Spherix recently completed a $60 million acquisition of IP assets from globally recognized technology innovator, Rockstar Consortium.
Rockstar's IP leadership is based on technology it acquired for over $4.5 billion from the famed Nortel Networks.
Nortel and its acquired companies spent over $30 billion dollars between 1995 and 2009 and employed more than 10,000 R&D employees at numerous sites including Ottawa, Massachusetts, Texas, California and Ireland. These employees made up a dynamic and rich research organization that excelled in innovation and the development of new technology, some of which often found its way into industry standards.
This portfolio covers numerous aspects of access, switching, routing, optical and voice communication network devices.
Rockstar had never sold any assets to another public company.Rockstar is Spherix’s largest shareholder.
The patents in this portfolio cover a large set of products in the telecom and networking area, spanning the range from access to core, from enterprise to service provider and from the application layer to underlying transport. There are standards related patents and those that will be found in the product implementations of various vendors. Rockstar estimates that the Total Addressable Market was over $20 Billion dollars in 2013.
The portfolio is made up of 37 families composed of a total of 101 patents and patent applications. The portfolio is predominantly composed of US assets including 45 granted patents and 13 pending applications. Ten families have foreign counterparts made up of 34 granted foreign patents (primarily in Germany, France and Great Britain) and 8 foreign applications.
The access market can be further broken into Ethernet, PON, Cable, DSL. These technologies often incorporate switching and routing functionality in the service provider termination devices like OLTs, CMTSs and DSLAMs.
The data market can often be broken down in a number of ways; one form sees delineation by customer: Enterprise, Service Provider and Consumer. Another method of categorizing the market is by the functionality of the network element – most notably switching and routing. Some analysts go even further and delineate the switching and routing by network layer, products can span layer 2 (data link) typically considered the layer at which switching occurs, layer 3 (network) the layer that routing occurs at, or layer 4-‐7 (transport through application) often called the application layers. Ethernet is the most common layer 2 technology in use today, but there still is a large market for older technologies such as private line, ATM and Frame Relay.

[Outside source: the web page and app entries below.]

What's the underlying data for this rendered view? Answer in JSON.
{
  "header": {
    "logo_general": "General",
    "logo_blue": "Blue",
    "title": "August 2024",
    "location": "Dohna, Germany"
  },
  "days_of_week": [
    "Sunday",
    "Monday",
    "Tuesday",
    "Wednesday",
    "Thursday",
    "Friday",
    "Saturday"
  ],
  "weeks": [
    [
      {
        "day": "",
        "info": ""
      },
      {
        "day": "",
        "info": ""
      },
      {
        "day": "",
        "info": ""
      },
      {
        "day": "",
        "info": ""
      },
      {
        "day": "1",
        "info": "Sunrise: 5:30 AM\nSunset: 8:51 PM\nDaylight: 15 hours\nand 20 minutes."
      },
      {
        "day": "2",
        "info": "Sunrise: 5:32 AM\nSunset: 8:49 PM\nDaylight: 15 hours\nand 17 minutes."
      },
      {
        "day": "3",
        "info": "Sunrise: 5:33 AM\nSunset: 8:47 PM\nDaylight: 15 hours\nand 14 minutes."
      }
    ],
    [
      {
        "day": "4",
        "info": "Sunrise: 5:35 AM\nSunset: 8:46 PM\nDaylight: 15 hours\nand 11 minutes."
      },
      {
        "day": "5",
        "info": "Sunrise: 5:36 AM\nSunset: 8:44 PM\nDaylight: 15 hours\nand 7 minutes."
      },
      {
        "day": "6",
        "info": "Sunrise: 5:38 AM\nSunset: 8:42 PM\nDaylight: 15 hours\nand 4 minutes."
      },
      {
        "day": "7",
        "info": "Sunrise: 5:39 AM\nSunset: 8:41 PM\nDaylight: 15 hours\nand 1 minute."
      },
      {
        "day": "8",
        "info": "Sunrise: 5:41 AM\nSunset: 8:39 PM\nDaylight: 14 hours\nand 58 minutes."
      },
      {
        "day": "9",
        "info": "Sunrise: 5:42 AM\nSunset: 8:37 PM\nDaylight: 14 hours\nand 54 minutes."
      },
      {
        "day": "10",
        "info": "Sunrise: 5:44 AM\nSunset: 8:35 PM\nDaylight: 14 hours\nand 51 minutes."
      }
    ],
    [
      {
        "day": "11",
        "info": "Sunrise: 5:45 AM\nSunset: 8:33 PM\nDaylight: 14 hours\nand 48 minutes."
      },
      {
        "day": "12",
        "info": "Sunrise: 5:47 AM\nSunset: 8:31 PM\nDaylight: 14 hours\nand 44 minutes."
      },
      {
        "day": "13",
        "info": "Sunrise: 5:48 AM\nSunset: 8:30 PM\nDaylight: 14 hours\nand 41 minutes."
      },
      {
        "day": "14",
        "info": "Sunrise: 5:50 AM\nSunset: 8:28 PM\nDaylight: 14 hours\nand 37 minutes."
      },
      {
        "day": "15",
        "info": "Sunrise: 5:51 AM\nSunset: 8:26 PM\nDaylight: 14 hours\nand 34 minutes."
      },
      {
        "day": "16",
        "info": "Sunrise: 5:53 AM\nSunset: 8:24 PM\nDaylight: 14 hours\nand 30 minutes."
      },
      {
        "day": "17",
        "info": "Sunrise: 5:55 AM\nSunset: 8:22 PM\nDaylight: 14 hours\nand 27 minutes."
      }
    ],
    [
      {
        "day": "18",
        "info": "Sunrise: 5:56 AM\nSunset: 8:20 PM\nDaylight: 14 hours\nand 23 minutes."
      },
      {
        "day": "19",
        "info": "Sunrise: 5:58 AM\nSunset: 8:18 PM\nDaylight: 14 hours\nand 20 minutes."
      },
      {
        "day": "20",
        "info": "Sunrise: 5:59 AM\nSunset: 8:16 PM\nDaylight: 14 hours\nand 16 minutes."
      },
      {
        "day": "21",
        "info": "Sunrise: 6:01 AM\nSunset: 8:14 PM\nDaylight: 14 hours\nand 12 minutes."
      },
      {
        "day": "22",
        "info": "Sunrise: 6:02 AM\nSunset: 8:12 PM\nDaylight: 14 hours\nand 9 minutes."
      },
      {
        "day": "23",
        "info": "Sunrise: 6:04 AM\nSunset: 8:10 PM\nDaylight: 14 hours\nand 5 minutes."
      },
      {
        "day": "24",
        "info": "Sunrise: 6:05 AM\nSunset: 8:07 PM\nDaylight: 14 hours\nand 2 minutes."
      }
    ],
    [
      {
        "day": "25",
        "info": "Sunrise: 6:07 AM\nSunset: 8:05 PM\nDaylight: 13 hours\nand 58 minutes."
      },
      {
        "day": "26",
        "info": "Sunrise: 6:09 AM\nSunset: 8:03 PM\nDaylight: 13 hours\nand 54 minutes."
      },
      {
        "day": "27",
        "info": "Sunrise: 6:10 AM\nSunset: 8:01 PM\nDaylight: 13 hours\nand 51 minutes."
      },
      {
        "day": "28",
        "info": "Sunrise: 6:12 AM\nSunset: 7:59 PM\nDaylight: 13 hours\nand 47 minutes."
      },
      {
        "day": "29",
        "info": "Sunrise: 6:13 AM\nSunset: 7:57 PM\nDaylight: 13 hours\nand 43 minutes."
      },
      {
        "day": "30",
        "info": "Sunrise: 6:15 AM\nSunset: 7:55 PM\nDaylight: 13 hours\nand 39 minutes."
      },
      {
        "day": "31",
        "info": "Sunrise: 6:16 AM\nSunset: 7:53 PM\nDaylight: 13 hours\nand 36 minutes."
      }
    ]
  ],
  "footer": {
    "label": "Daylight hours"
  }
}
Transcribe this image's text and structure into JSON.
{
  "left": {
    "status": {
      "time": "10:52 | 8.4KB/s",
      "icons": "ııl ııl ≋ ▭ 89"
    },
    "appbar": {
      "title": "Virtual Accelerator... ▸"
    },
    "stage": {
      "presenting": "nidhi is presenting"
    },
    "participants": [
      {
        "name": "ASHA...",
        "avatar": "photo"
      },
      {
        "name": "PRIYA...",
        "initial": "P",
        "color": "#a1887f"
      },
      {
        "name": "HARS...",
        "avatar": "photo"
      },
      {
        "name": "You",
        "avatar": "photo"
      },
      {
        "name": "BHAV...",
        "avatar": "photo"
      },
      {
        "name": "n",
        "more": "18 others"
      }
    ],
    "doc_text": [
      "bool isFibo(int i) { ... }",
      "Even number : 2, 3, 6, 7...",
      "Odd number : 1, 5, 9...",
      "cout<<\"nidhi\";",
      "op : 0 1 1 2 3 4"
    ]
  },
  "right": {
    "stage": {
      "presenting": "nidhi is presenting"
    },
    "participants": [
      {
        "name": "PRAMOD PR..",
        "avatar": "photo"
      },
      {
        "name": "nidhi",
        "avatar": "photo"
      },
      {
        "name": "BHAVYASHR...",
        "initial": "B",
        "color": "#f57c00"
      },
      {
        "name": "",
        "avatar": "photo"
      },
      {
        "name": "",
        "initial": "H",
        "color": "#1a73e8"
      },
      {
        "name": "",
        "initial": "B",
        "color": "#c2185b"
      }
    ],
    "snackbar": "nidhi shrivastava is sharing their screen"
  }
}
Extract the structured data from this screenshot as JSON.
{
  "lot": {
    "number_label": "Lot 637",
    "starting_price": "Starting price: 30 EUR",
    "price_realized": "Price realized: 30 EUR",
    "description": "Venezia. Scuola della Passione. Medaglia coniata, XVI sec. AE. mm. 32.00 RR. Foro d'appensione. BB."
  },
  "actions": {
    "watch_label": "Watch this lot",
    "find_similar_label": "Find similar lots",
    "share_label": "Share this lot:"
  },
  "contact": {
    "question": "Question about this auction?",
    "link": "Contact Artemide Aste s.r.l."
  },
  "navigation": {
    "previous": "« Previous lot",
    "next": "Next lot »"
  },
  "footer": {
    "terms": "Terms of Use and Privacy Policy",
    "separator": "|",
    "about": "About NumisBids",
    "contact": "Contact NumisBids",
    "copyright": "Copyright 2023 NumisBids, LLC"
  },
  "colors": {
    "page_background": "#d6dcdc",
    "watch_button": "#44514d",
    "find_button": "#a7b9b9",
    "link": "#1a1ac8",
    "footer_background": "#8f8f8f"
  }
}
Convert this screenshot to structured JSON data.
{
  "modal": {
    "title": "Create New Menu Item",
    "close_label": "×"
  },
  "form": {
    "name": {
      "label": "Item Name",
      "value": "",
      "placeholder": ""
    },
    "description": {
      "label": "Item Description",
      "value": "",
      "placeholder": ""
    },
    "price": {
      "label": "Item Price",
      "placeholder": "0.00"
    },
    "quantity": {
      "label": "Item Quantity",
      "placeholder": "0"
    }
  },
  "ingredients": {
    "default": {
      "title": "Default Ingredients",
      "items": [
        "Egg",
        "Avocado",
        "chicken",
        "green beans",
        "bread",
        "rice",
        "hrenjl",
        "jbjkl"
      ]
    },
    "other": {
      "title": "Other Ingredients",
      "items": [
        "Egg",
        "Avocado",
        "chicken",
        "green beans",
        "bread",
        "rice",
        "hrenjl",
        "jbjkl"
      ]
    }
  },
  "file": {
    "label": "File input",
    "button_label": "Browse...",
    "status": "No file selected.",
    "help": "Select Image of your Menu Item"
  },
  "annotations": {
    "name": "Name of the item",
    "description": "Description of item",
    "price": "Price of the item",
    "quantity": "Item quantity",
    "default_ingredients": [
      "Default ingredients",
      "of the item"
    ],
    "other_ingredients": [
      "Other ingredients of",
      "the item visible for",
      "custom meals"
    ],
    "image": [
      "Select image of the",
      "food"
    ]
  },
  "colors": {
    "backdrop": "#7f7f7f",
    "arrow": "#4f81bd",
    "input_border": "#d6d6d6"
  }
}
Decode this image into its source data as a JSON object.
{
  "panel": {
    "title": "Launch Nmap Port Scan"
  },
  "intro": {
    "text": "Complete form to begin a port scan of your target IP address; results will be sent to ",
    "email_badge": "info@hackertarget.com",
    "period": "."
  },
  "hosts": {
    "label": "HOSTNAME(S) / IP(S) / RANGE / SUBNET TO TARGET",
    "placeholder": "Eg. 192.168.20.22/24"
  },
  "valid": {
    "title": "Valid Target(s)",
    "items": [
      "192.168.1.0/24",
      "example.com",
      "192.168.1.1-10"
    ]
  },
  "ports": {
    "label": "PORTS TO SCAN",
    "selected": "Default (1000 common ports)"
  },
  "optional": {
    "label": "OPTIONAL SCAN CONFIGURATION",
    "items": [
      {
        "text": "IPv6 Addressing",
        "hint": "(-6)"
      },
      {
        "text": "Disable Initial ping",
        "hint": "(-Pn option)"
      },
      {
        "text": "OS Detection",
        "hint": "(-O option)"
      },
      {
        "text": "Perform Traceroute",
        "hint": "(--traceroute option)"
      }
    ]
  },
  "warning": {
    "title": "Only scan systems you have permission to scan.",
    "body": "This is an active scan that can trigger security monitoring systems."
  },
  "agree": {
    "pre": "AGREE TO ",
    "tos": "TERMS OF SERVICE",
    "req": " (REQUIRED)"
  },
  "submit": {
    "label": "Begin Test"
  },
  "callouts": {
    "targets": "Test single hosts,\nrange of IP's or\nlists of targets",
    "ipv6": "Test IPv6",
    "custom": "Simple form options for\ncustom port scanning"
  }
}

Optical transport is largely used in the service provider space though there are a limited number of verticals in the enterprise space that purchase their own equipment (e.g., financial services). Distance over which optical devices are used typically segments the market, the two main categories being long haul (inter-city) and the metro (in-city). The market also can be categorized into devices that simply transport signals from point to point, those that are used to add and drop traffic and those that can switch optical traffic.
The voice area is much more fragmented, with numerous lines of products available. There are call servers, contact center servers, unified messaging and voice response systems along with IP phones and numerous other potential applications that can be customized and added.